■ TASK PROMPT ■
Extract each line holding the word "main" from the entries.

■ Stored data ■

--*--

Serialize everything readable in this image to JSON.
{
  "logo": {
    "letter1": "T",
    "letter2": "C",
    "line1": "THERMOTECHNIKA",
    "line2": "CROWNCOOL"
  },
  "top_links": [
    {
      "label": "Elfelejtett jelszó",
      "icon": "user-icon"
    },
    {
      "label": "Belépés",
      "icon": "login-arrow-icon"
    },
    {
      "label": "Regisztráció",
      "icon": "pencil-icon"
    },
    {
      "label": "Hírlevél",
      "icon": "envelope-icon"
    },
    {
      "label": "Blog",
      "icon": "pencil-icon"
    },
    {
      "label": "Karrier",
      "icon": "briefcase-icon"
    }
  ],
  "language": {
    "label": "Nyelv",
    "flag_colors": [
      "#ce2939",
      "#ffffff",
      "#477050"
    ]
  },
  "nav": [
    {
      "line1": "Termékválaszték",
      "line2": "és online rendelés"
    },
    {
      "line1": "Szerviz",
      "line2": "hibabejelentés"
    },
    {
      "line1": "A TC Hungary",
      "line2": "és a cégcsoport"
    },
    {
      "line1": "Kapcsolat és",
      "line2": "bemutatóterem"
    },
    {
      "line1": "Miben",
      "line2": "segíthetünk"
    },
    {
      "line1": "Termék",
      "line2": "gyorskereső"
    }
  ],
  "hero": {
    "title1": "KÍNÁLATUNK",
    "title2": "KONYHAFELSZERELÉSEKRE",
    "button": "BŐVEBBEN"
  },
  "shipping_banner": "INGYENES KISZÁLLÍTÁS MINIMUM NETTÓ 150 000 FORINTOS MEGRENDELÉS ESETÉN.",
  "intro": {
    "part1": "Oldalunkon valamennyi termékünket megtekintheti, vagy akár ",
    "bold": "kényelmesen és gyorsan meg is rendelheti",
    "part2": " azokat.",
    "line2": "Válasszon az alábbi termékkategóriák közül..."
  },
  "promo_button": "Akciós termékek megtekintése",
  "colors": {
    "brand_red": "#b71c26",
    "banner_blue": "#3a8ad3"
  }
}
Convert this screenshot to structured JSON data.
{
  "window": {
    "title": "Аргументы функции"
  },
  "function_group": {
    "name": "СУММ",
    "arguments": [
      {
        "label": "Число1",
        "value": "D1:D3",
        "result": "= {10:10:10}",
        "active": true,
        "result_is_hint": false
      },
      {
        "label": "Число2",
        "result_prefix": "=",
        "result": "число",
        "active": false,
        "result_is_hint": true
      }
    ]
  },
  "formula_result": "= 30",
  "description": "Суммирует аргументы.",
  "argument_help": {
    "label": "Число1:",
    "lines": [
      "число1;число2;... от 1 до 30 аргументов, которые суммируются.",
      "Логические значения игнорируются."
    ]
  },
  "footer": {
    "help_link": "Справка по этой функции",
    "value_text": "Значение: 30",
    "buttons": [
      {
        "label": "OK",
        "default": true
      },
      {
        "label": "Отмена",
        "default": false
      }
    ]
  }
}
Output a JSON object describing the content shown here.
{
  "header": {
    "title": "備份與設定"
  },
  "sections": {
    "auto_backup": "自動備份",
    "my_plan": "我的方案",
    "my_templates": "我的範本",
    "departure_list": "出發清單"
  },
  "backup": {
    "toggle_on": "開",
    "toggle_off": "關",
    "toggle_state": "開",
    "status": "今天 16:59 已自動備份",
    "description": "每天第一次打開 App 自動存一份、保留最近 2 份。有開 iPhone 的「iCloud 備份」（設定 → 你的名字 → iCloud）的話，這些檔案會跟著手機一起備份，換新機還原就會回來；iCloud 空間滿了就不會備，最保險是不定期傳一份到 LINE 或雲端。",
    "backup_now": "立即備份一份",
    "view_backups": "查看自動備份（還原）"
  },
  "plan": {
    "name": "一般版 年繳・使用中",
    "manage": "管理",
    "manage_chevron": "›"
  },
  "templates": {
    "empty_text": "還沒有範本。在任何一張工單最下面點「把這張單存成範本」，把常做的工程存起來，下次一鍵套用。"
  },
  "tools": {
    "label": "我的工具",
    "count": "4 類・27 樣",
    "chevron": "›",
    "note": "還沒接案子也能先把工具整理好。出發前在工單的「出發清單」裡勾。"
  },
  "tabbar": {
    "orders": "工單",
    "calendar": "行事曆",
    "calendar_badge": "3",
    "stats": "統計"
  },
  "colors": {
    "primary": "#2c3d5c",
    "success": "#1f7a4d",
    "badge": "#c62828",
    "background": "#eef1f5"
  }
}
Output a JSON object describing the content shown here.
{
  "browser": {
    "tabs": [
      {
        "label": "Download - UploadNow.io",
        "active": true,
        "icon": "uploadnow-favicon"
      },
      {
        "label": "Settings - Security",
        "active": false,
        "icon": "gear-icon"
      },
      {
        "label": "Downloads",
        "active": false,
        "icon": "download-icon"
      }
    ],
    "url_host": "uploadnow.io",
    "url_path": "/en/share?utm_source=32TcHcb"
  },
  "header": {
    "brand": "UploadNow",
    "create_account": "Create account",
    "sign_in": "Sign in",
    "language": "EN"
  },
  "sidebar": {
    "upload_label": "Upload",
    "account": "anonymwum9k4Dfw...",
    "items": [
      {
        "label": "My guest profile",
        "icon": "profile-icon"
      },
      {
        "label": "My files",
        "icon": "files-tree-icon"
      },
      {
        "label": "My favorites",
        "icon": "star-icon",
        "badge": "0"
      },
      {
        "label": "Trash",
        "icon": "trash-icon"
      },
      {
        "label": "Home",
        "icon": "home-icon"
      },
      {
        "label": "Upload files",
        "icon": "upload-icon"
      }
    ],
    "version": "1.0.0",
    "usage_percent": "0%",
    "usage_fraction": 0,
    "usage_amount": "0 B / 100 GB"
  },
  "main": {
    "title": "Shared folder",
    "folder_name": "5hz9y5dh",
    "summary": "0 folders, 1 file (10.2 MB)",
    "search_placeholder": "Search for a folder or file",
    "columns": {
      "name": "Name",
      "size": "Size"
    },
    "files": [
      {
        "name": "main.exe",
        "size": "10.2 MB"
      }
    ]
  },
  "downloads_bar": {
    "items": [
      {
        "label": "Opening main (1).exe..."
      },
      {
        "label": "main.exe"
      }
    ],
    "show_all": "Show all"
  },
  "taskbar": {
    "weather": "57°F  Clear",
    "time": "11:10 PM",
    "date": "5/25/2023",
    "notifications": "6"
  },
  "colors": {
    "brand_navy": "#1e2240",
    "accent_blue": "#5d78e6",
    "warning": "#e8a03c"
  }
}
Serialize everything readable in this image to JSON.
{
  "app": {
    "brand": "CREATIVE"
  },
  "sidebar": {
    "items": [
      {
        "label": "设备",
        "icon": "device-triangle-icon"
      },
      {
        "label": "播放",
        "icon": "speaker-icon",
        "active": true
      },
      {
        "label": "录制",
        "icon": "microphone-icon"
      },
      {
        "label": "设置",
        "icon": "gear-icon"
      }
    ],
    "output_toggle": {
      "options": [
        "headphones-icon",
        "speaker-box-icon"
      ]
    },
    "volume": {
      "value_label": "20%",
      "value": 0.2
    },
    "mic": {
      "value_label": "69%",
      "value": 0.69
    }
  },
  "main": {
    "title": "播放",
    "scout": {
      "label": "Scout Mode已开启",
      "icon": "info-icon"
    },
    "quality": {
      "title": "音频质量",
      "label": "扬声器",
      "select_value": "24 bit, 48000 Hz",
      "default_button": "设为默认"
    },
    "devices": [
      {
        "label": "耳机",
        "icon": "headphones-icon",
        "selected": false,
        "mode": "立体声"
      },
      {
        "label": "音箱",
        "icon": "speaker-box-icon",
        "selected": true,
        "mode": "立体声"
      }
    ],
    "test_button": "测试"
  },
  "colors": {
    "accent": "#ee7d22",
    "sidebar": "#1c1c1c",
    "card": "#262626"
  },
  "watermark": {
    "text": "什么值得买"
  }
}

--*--

■ ANSWER SPACE ■
  "main": {
        "name": "main.exe",
        "label": "Opening main (1).exe..."
        "label": "main.exe"
  "main": {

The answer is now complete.